Putting her body in motion before her brain is in gear creates a mountain of problems for 12 year-old Ginnie West. She is certain that defending her twin brother, Toran, from the biggest bully in sixth grade was the right thing to do. But Ginnie couldn’t be more wrong.
She quickly figures out that Toran doesn’t appreciate being rescued by a girl any better than Charlie likes being knocked down by one. When Charlie seeks revenge on Ginnie, Toran sets aside his anger and helps her plot a playback prank at Charlie’s house.
Sadly, Ginnie learns that Charlie has a reason for being a bully when she sees his dad drop him to the floor like a ragdoll with one awful blow to the chest. Realizing he's a boy in big trouble, Ginnie switches gears and decides to be his ally, even if he won’t let her be his friend.
I have to admit that I actually read book 3 (Simply West of Heaven - review to be posted on February 27th) before I read this book (Book 2). This book was very different from the other two books. In the two other books the struggles that Ginnie, Toran, and Tillie face are more internal. Dealing with the confusion of Mama vs Step-mother, of not understanding why they aren't getting what they want, of dealing with family situations they didn't know they even had, or emotionally letting go of personal fears.

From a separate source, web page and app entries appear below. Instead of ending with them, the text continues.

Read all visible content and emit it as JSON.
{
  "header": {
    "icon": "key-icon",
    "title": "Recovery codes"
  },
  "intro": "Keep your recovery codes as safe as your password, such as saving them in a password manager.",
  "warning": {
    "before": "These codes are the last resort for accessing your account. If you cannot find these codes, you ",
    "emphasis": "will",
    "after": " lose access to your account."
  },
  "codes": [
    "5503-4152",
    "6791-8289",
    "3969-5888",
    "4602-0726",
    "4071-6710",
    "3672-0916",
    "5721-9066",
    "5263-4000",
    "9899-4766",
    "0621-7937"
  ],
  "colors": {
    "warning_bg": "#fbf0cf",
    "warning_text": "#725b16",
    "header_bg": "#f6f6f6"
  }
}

But in this book, there was the different perspective of the problem being an outside, non-family related issue. There was the need to stand up for each other and for their friends. It was a struggle to do what was right even when it was hard, and to look outside of themselves to find answers to other people's problems rather than their own.
I was really amazed at how Monique approached some very touchy subjects. The reality of the world today and of the scary things kids have to face is often a very hard topic to discuss. I was happily surprised to find that she was able to discuss this subject without glossing over the hard details, but while also allowing the reader to feel that there was a safe approach and protection for the characters who were hurt and scared. This book is definitely a good way to allow teens to acknowledge a topic that is easily overlooked due to awkwardness, and still allow them to end with a good feeling about the idea that there is hope and help for people who are in trouble.
I was really touched by this story and the lesson is taught about standing up for yourself and for others when the situation demands action. It also taught about forgiveness, kindness, humility, and love. I really was impressed with this book!
To learn more about Monique and her other books please see the following links:
Monique's blog: http://moniquebucheger.blogspot.com/,